Wickerham & Lomax, BOY'Dega Edited4Syndication (Season 1) (2014).

Lomax: Over it would be an understatement. I don't know if classifications are really helpful anymore. These articulations are helpful for discourse, but really do a disservice to experiencing things. The viewer lives in that "I got it" phase far too quickly and I think people make things in an illustrative way far too often when they can function under the labels. It's hard for me to reconcile the taxonomies/classifications when what we really are doing is crafting experiences for a viewer that seeks to complicate their viewing, not of our work but of their encounter with the form we've taken on as a subject. I venture to describe our work as a temper tantrum of two people living with the access to everything but in the confines of reality. The work is full of fan boy hissy fits, unapologetically. We can describe it as part post-it note part posted up. This is a long way to say I don't know. We're not a brand, but I agree about the digital permeating the other forms.

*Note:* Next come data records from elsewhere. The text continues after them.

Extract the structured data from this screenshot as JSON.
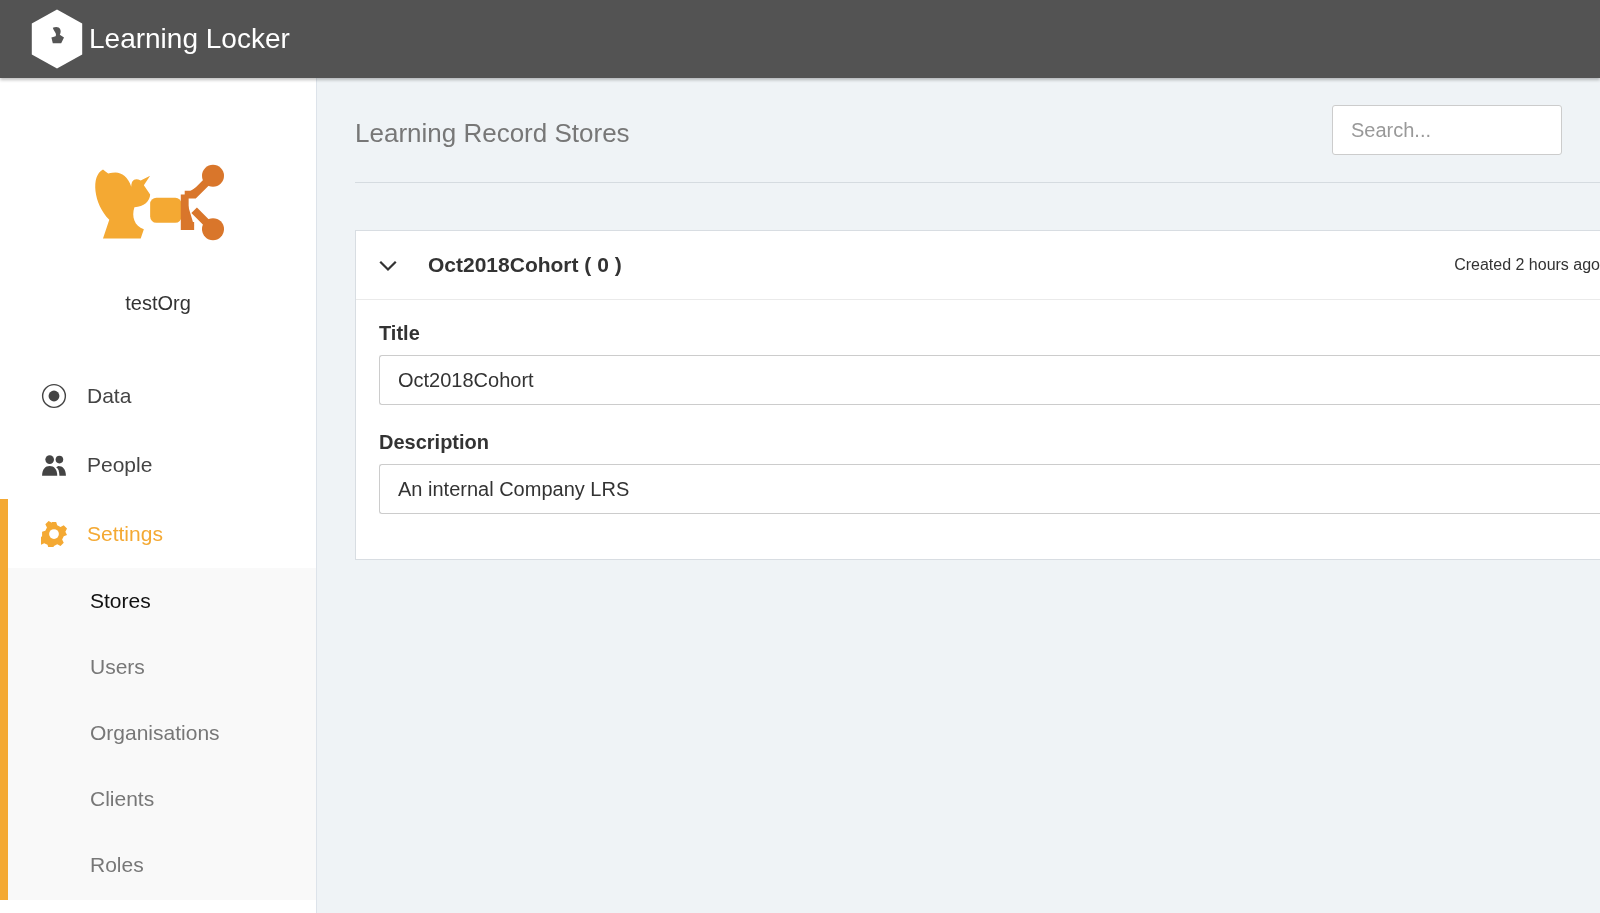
{
  "app": {
    "title": "Learning Locker"
  },
  "sidebar": {
    "org_name": "testOrg",
    "items": [
      {
        "label": "Data",
        "kind": "data",
        "selected": false
      },
      {
        "label": "People",
        "kind": "people",
        "selected": false
      },
      {
        "label": "Settings",
        "kind": "settings",
        "selected": true,
        "expanded": true,
        "children": [
          {
            "label": "Stores",
            "selected": true
          },
          {
            "label": "Users",
            "selected": false
          },
          {
            "label": "Organisations",
            "selected": false
          },
          {
            "label": "Clients",
            "selected": false
          },
          {
            "label": "Roles",
            "selected": false
          }
        ]
      }
    ]
  },
  "page": {
    "title": "Learning Record Stores",
    "search": {
      "placeholder": "Search..."
    }
  },
  "stores": [
    {
      "name": "Oct2018Cohort ( 0 )",
      "created": "Created 2 hours ago",
      "expanded": true,
      "fields": [
        {
          "label": "Title",
          "value": "Oct2018Cohort"
        },
        {
          "label": "Description",
          "value": "An internal Company LRS"
        }
      ]
    }
  ]
}
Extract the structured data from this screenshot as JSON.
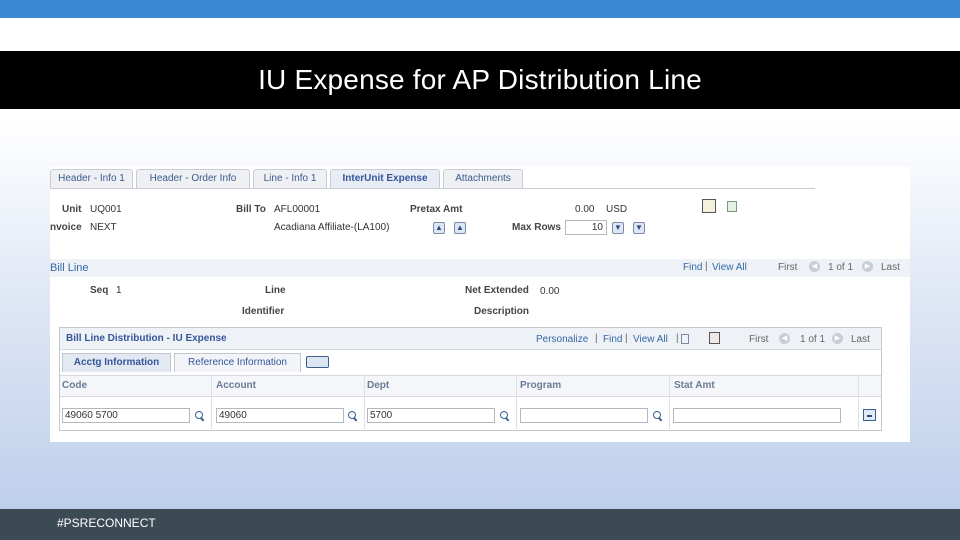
{
  "slide": {
    "title": "IU Expense for AP Distribution  Line",
    "footer": "#PSRECONNECT"
  },
  "tabs": [
    {
      "label": "Header - Info 1"
    },
    {
      "label": "Header - Order Info"
    },
    {
      "label": "Line - Info 1"
    },
    {
      "label": "InterUnit Expense"
    },
    {
      "label": "Attachments"
    }
  ],
  "header": {
    "unit_label": "Unit",
    "unit_value": "UQ001",
    "invoice_label": "nvoice",
    "invoice_value": "NEXT",
    "bill_to_label": "Bill To",
    "bill_to_value": "AFL00001",
    "bill_to_desc": "Acadiana Affiliate-(LA100)",
    "pretax_label": "Pretax Amt",
    "pretax_value": "0.00",
    "currency": "USD",
    "max_rows_label": "Max Rows",
    "max_rows_value": "10"
  },
  "bill_line": {
    "title": "Bill Line",
    "find": "Find",
    "view_all": "View All",
    "first": "First",
    "counter": "1 of 1",
    "last": "Last",
    "seq_label": "Seq",
    "seq_value": "1",
    "line_label": "Line",
    "identifier_label": "Identifier",
    "net_extended_label": "Net Extended",
    "net_extended_value": "0.00",
    "description_label": "Description"
  },
  "distribution": {
    "title": "Bill Line Distribution - IU Expense",
    "personalize": "Personalize",
    "find": "Find",
    "view_all": "View All",
    "first": "First",
    "counter": "1 of 1",
    "last": "Last",
    "subtabs": [
      {
        "label": "Acctg Information"
      },
      {
        "label": "Reference Information"
      }
    ],
    "columns": [
      "Code",
      "Account",
      "Dept",
      "Program",
      "Stat Amt"
    ],
    "row": {
      "code": "49060 5700",
      "account": "49060",
      "dept": "5700",
      "program": "",
      "stat_amt": ""
    }
  },
  "icons": {
    "bill_to_prev": "up-arrow-icon",
    "bill_to_next": "up-arrow-icon",
    "max_rows_down": "down-arrow-icon",
    "max_rows_last": "down-arrow-icon",
    "book": "book-icon",
    "sheet": "spreadsheet-icon",
    "grid": "grid-icon",
    "expand_tabs": "show-all-columns-icon",
    "delete_row": "delete-row-icon"
  },
  "colors": {
    "top_bar": "#3a87d4",
    "title_bar": "#000000",
    "footer_bar": "#3c4a54",
    "link": "#3469a6"
  }
}
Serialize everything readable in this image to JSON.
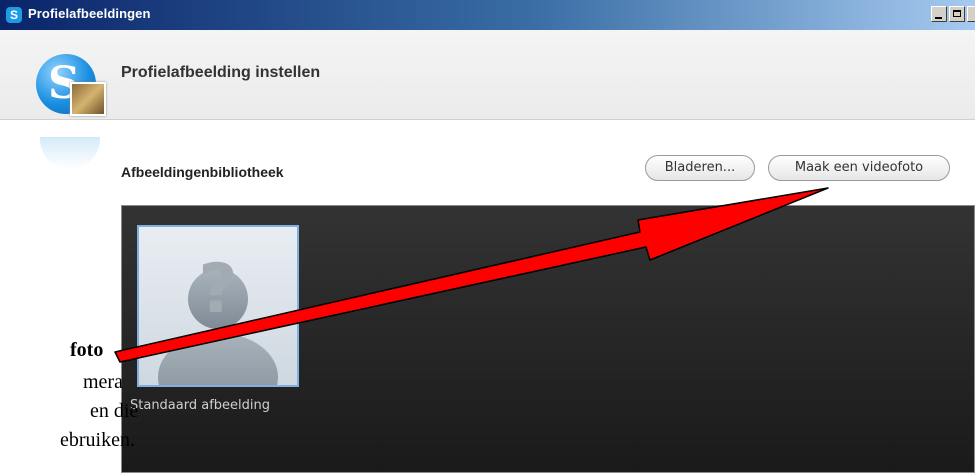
{
  "window": {
    "title": "Profielafbeeldingen"
  },
  "header": {
    "title": "Profielafbeelding instellen"
  },
  "library": {
    "heading": "Afbeeldingenbibliotheek",
    "browse_label": "Bladeren...",
    "video_label": "Maak een videofoto",
    "tile_caption": "Standaard afbeelding",
    "placeholder_glyph": "?"
  },
  "annotation": {
    "bold_line": "foto",
    "line1": "mera",
    "line2": "en die",
    "line3": "ebruiken."
  },
  "colors": {
    "arrow": "#ff0000",
    "accent": "#1b8fe0"
  }
}
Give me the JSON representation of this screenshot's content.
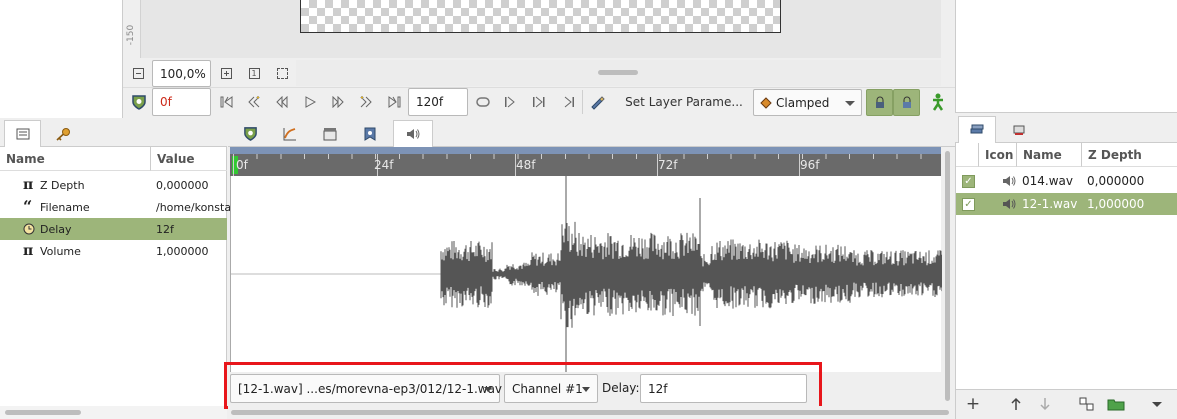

Age: 28 and still getting carded.  Boy'd is very young and wants to see us as a peer.

Location: West Baltimore

How/when did you begin working creatively with technology?

Wickerham: I would say when people started pointing out to me how I used my Blackberry camera. Nathan Lee wrote a paper about how I used my phone which was shocking because I'm not high on high technology. This was maybe 2008 so it's going to sound strange now but remember when you could post on Facebook before the feed was an algorithm. I would post so much that people could get a pretty clear picture of how I was seeing. It was a very positive experience. Now I hardly share anything as unmediated, it seems less necessary to both me and whoever is looking.

Lomax: I remember as a preteen being obsessed with our home printer, but mainly using it in conjunction with clip art to rename rooms by making large banners. It took me quite sometime to convince my parents to get web tv, which sucked, so having a computer and printer was everything. I suppose I could've done exciting things with the phone. Yet as an artist I think I was consciously using digital technology in high school but to little effect. I was also on that xerox machine like a zine girl feeling myself trying to make it work.

Where did you go to school? What did you study?

Maryland Institute College of Art BFA Painting  2009

Maryland Institute College of Art BFA Painting  2009

What do you do for a living or what occupations have you held previously?

Previously we've held our breath while working our boyfriends last nerve.

Trust >No funds.

What does your desktop or workspace look like? (Pics or screenshots please!)